The input below:
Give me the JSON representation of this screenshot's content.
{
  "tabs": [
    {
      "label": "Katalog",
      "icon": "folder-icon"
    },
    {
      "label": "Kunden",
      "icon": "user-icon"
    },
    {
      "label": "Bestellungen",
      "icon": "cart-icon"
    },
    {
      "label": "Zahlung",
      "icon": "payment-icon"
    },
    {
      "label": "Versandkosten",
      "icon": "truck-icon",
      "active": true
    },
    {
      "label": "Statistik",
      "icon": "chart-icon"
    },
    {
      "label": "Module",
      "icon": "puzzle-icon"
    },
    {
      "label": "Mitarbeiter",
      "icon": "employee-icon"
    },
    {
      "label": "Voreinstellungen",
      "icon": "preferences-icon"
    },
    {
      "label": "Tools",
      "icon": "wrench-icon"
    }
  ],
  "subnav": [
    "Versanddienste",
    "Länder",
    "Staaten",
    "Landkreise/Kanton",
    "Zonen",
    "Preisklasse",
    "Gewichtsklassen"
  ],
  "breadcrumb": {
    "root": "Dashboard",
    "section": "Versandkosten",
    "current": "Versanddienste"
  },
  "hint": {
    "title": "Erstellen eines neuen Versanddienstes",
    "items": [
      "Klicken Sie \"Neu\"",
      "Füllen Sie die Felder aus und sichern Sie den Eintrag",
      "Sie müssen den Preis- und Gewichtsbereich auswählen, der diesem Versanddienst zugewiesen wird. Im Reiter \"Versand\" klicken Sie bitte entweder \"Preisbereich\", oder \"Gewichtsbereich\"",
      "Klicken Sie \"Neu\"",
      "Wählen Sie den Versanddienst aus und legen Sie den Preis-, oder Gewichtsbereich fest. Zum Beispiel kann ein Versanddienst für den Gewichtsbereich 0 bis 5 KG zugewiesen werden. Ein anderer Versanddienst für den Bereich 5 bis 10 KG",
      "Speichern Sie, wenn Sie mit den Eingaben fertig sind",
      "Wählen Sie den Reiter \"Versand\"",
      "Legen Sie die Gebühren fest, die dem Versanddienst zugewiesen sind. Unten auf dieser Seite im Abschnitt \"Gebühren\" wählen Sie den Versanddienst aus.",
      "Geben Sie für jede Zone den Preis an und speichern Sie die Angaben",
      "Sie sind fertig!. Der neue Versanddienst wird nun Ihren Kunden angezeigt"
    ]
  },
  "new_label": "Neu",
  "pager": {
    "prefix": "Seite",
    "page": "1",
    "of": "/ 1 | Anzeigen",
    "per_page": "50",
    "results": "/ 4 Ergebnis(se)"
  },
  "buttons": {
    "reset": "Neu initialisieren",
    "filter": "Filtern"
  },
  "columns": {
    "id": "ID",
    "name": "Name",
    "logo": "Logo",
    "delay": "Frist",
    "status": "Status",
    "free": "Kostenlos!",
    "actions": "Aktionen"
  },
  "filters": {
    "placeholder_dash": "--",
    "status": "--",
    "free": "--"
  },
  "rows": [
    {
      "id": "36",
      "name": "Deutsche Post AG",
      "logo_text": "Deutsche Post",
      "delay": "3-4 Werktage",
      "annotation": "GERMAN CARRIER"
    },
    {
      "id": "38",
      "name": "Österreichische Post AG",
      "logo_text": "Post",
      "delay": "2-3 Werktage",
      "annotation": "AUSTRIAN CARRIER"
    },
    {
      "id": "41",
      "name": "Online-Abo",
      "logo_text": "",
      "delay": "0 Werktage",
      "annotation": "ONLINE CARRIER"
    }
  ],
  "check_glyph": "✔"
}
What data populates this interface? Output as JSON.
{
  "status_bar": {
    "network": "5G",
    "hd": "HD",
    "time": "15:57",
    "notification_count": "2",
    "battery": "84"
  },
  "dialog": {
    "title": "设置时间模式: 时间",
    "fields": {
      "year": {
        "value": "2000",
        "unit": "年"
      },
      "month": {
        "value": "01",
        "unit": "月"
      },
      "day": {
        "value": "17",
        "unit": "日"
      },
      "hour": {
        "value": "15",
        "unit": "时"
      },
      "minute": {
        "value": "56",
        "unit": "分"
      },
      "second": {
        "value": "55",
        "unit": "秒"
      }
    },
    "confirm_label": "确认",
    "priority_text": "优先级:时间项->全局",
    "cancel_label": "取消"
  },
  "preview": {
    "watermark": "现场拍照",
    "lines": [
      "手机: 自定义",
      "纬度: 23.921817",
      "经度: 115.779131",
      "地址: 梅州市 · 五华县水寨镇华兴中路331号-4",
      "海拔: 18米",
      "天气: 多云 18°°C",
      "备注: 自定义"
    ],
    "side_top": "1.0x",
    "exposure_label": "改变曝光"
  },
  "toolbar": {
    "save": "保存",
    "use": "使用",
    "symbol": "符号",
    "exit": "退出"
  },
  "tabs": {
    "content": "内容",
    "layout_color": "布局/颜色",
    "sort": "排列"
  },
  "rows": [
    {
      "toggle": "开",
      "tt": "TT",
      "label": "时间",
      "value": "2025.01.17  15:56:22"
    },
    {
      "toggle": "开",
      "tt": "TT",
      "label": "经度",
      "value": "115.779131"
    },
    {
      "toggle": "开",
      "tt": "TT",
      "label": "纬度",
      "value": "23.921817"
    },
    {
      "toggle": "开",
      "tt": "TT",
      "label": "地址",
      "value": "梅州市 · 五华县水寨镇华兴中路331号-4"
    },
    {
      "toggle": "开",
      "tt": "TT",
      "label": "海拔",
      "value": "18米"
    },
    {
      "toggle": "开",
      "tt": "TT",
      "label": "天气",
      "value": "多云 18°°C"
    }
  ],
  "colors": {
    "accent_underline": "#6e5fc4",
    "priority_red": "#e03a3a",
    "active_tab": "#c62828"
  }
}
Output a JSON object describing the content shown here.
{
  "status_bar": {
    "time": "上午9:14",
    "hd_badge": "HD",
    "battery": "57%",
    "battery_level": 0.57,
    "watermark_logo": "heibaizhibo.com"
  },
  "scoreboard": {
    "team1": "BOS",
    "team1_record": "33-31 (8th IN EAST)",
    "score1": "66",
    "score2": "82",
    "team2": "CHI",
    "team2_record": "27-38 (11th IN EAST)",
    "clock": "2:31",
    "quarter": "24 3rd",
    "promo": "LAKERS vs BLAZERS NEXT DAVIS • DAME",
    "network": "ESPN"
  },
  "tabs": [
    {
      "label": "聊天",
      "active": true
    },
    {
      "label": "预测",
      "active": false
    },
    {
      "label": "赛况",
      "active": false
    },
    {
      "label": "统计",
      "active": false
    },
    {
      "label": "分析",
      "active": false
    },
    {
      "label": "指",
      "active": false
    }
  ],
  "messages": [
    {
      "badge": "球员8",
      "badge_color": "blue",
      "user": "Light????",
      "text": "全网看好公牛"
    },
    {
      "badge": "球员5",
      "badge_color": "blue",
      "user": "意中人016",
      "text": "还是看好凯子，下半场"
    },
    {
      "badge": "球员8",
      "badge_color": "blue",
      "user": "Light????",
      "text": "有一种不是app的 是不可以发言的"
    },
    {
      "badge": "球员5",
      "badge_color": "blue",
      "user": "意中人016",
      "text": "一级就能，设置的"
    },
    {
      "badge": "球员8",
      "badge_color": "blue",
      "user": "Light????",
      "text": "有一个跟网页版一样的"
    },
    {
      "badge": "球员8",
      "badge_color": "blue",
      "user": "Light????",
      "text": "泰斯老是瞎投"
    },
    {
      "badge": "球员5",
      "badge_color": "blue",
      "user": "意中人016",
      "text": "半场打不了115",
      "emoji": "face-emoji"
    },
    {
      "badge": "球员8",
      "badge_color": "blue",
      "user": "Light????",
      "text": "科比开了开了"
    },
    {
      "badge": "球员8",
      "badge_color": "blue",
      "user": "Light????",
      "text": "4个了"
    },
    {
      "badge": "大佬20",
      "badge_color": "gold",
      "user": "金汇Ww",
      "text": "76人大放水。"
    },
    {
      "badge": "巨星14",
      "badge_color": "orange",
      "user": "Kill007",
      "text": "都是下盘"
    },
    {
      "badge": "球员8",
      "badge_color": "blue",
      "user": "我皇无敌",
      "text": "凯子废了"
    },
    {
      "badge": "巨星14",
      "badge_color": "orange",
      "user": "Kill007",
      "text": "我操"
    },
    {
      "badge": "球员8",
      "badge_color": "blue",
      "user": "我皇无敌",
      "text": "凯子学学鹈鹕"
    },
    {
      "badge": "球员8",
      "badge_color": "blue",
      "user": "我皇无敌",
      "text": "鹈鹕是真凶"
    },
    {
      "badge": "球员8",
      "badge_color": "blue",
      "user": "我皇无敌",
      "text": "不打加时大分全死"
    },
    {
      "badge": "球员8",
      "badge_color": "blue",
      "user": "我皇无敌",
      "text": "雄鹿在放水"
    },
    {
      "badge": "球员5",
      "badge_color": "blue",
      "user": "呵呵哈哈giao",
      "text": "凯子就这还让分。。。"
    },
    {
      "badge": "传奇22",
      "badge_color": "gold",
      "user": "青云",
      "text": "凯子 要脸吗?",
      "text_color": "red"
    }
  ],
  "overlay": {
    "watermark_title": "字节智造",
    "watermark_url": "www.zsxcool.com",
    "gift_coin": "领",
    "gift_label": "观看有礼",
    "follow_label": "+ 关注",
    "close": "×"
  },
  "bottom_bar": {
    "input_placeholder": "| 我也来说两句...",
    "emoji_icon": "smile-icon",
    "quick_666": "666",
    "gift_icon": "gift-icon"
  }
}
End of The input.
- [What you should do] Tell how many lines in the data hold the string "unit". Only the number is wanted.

- [Solution below] 6